That midnight kiss on New Year's Eve may not have been the only thing that took your breath away. Those who celebrated the night with a few drinks may, next time, think twice about what they order once they hear about the health risks associated with mixing alcoholic beverages with energy drinks.
Popular energy drinks such as Red Bull, Full Throttle, Rockstar and Monster are a common choice of "mixers" for alcoholic beverages, but may pose health risks. And that's no bull.
"You can hinder your respiration," said Roger A. Clemens, of the University of Southern California's School of Pharmacy. "From a public health perspective, you should not mix stimulants with alcohol."
"When you combine those two together, you always have a risk," he said. According to Clemens, some major concerns with mixing these two drinks include, but are not limited to, cardiovascular risk, impaired judgment, shortness of breath, dizziness, disorientation and rapid heart beat.

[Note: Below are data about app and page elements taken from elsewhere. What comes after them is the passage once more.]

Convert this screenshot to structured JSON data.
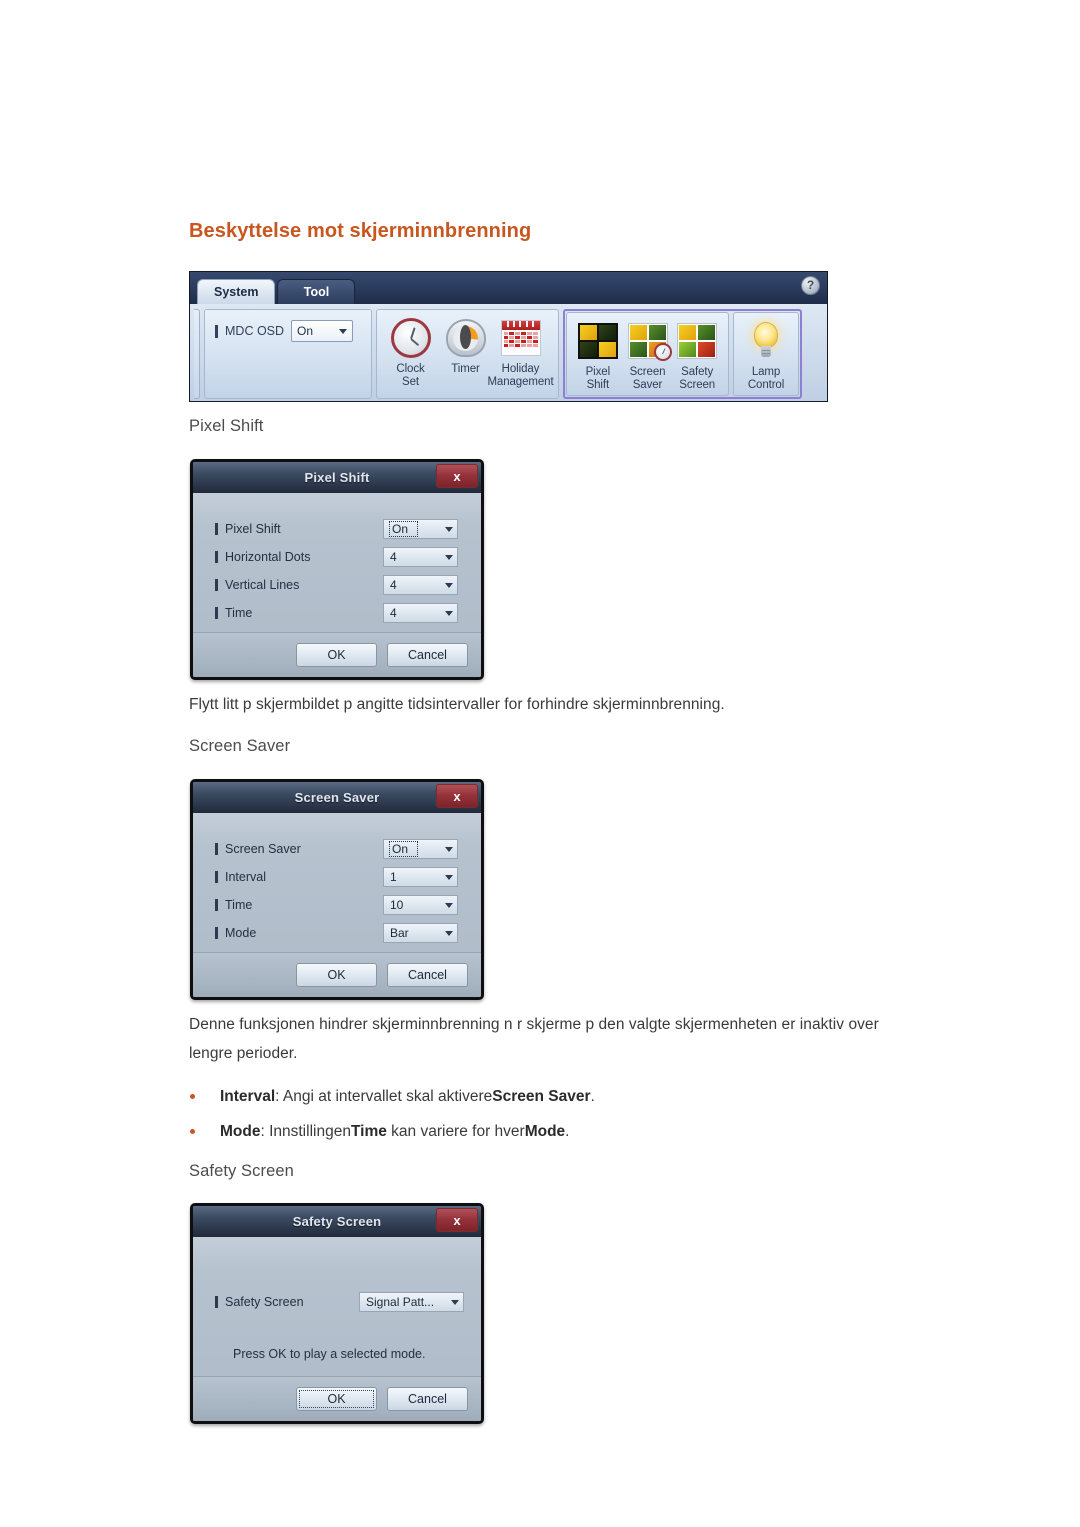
{
  "page": {
    "heading": "Beskyttelse mot skjerminnbrenning",
    "heading_color": "#C8561E"
  },
  "toolbar": {
    "tabs": [
      {
        "label": "System",
        "active": true
      },
      {
        "label": "Tool",
        "active": false
      }
    ],
    "help_icon": "?",
    "osd": {
      "label": "MDC OSD",
      "value": "On"
    },
    "groups": [
      {
        "name": "clock-group",
        "items": [
          {
            "label_line1": "Clock",
            "label_line2": "Set",
            "icon": "clock-icon"
          },
          {
            "label_line1": "Timer",
            "label_line2": "",
            "icon": "timer-icon"
          },
          {
            "label_line1": "Holiday",
            "label_line2": "Management",
            "icon": "calendar-icon"
          }
        ]
      },
      {
        "name": "burn-in-group",
        "highlighted": true,
        "items": [
          {
            "label_line1": "Pixel",
            "label_line2": "Shift",
            "icon": "pixel-shift-icon"
          },
          {
            "label_line1": "Screen",
            "label_line2": "Saver",
            "icon": "screen-saver-icon"
          },
          {
            "label_line1": "Safety",
            "label_line2": "Screen",
            "icon": "safety-screen-icon"
          }
        ]
      },
      {
        "name": "lamp-group",
        "highlighted": true,
        "items": [
          {
            "label_line1": "Lamp",
            "label_line2": "Control",
            "icon": "lamp-icon"
          }
        ]
      }
    ]
  },
  "sections": [
    {
      "id": "pixel_shift",
      "heading": "Pixel Shift",
      "paragraph": "Flytt litt p  skjermbildet p  angitte tidsintervaller for   forhindre skjerminnbrenning."
    },
    {
      "id": "screen_saver",
      "heading": "Screen Saver",
      "paragraph_line1": "Denne funksjonen hindrer skjerminnbrenning n r skjerme p  den valgte skjermenheten er inaktiv over",
      "paragraph_line2": "lengre perioder.",
      "bullets": [
        {
          "pre_bold": "Interval",
          "mid": ": Angi at intervallet skal aktivere",
          "post_bold": "Screen Saver",
          "tail": "."
        },
        {
          "pre_bold": "Mode",
          "mid": ": Innstillingen",
          "inline_bold": "Time",
          "mid2": " kan variere for hver",
          "post_bold": "Mode",
          "tail": "."
        }
      ]
    },
    {
      "id": "safety_screen",
      "heading": "Safety Screen"
    }
  ],
  "dialogs": {
    "pixel_shift": {
      "title": "Pixel Shift",
      "close_label": "x",
      "rows": [
        {
          "label": "Pixel Shift",
          "value": "On",
          "focused": true
        },
        {
          "label": "Horizontal Dots",
          "value": "4",
          "focused": false
        },
        {
          "label": "Vertical Lines",
          "value": "4",
          "focused": false
        },
        {
          "label": "Time",
          "value": "4",
          "focused": false
        }
      ],
      "ok_label": "OK",
      "cancel_label": "Cancel"
    },
    "screen_saver": {
      "title": "Screen Saver",
      "close_label": "x",
      "rows": [
        {
          "label": "Screen Saver",
          "value": "On",
          "focused": true
        },
        {
          "label": "Interval",
          "value": "1",
          "focused": false
        },
        {
          "label": "Time",
          "value": "10",
          "focused": false
        },
        {
          "label": "Mode",
          "value": "Bar",
          "focused": false
        }
      ],
      "ok_label": "OK",
      "cancel_label": "Cancel"
    },
    "safety_screen": {
      "title": "Safety Screen",
      "close_label": "x",
      "rows": [
        {
          "label": "Safety Screen",
          "value": "Signal Patt...",
          "focused": false
        }
      ],
      "note": "Press OK to play a selected mode.",
      "ok_label": "OK",
      "cancel_label": "Cancel"
    }
  }
}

"A rapid heart rate is a common side effect. [And] with a not-so-healthy heart, can be life threatening," Clemens added. It is not recommended to mix caffeine with alcohol, he said.

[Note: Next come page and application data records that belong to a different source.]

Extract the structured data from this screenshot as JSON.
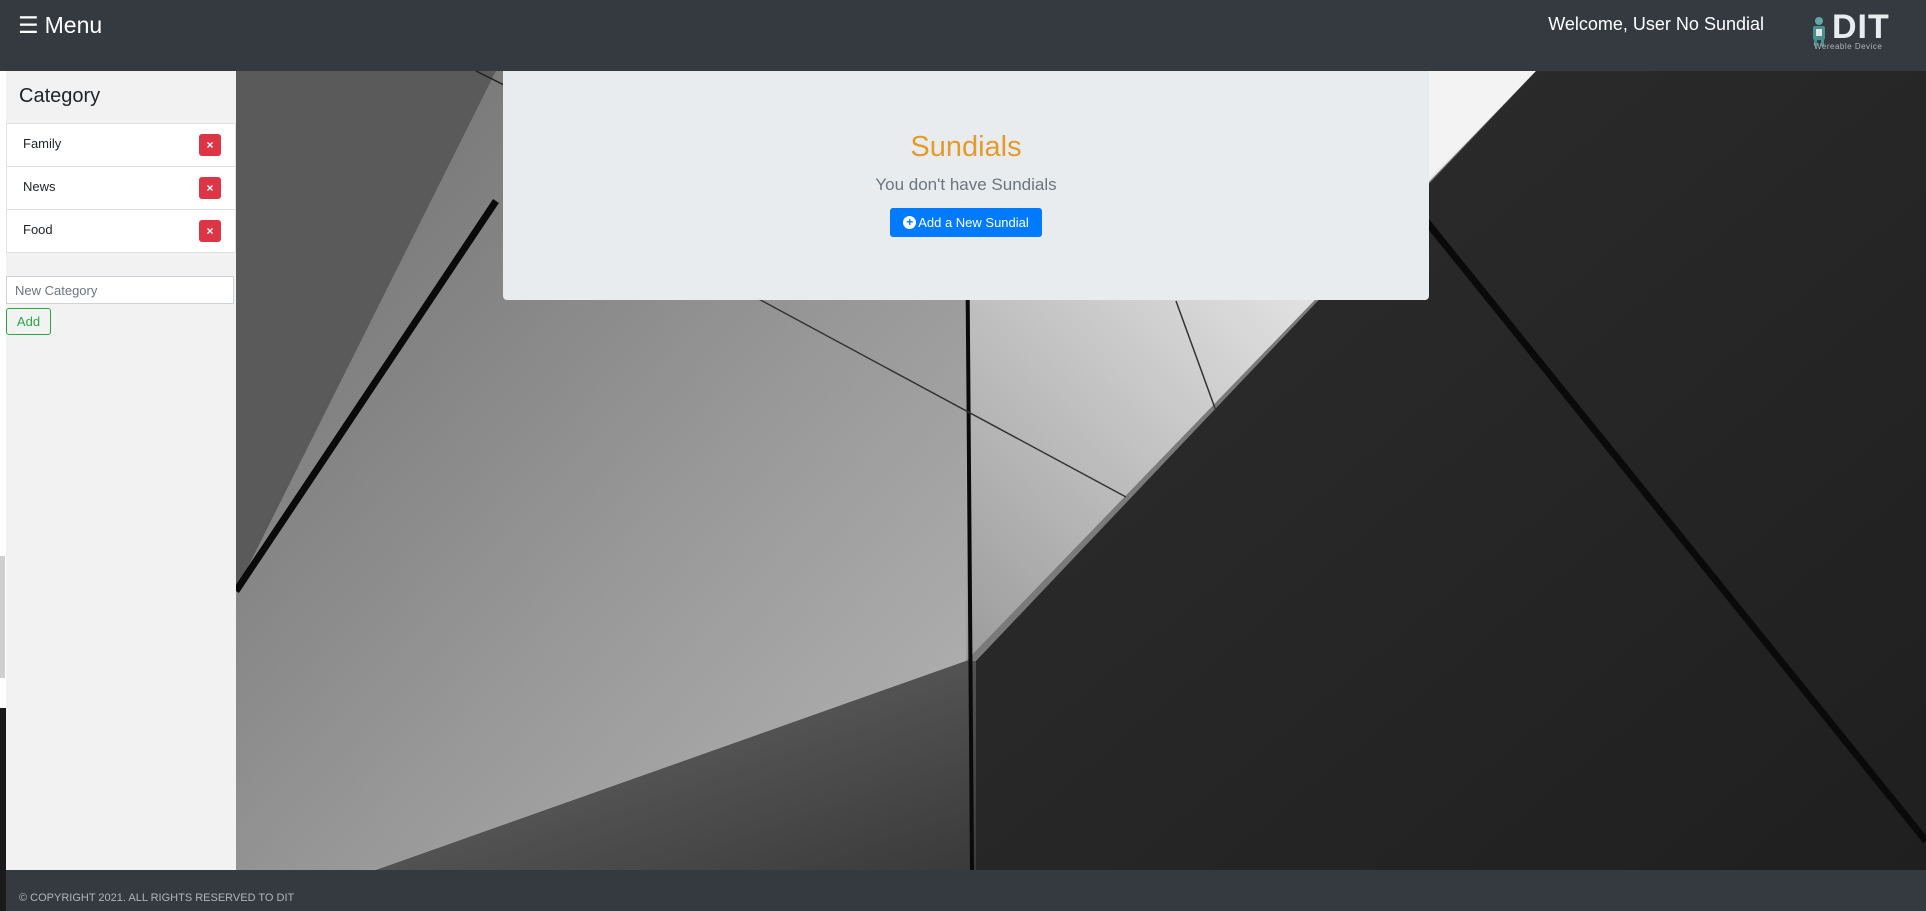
{
  "navbar": {
    "menu_label": "Menu",
    "menu_icon": "hamburger-icon",
    "welcome": "Welcome, User No Sundial",
    "logo_word": "DIT",
    "logo_sub": "Wereable Device"
  },
  "sidebar": {
    "title": "Category",
    "categories": [
      {
        "label": "Family"
      },
      {
        "label": "News"
      },
      {
        "label": "Food"
      }
    ],
    "delete_icon": "×",
    "new_category_placeholder": "New Category",
    "add_label": "Add"
  },
  "card": {
    "title": "Sundials",
    "subtitle": "You don't have Sundials",
    "button_label": "Add a New Sundial",
    "button_icon": "+"
  },
  "footer": {
    "text": "© COPYRIGHT 2021. ALL RIGHTS RESERVED TO DIT"
  },
  "colors": {
    "navbar": "#343a40",
    "accent_title": "#e39b2a",
    "primary": "#007bff",
    "danger": "#dc3545",
    "success": "#28a745"
  }
}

Clemens also explained how mixing high levels of caffeine with alcoholic beverages can be dangerous for your body. "Based on what I've seen, I think it's a growing trend," he said. "For some young people, it's a form of expression. We are looking at another generation that is looking for a form of expression and experiments with over-the-counter products."
Julie B., a 27-year-old from Los Angeles, said she first experienced alcohol and Red Bull in Thailand. "It's the perfect drink because you get drunk, but you have a lot of energy," she said. "You just can't have too much. I have just one Red Bull a night. It's a drink of choice."
Adriana Alvarez, a 22-year-old California State University student, said she first heard of mixing Red Bull and vodka through word-of-mouth. "It's gives me a quick buzz."
Red Bull's Web site claims the product, "supplies tired minds and exhausted bodies with vital substances that have been lost, while reducing harmful substances. It provides immediate energy and vitamins."
These days, many teens and young adults choose to stock up on energy drinks such as Red Bull to keep them energized throughout the day and night. According to a Simmons Research poll, 31 percent of U.S. teens -- approximately 7.6 million -- said they consume energy drinks. On average, they consumed 5.3 glasses in the past 30 days.
College students, on the other hand, consumed 5.6 glasses in the past 30 days.
An 8.3-ounce can of Red Bull contains 80 milligrams of caffeine, about the same amount of caffeine as in a cup of coffee. By comparison, Coca-Cola contains about 34 milligrams of caffeine per 12 ounces. Full Throttle energy drink contains 144 milligrams of caffeine per 16-ounce serving, while 16 ounces of Rockstar contain 150 milligrams of caffeine.
For a healthy adult, 200 to 300 milligrams of caffeine a day is considered a moderate amount, according to the American Dietetic Association.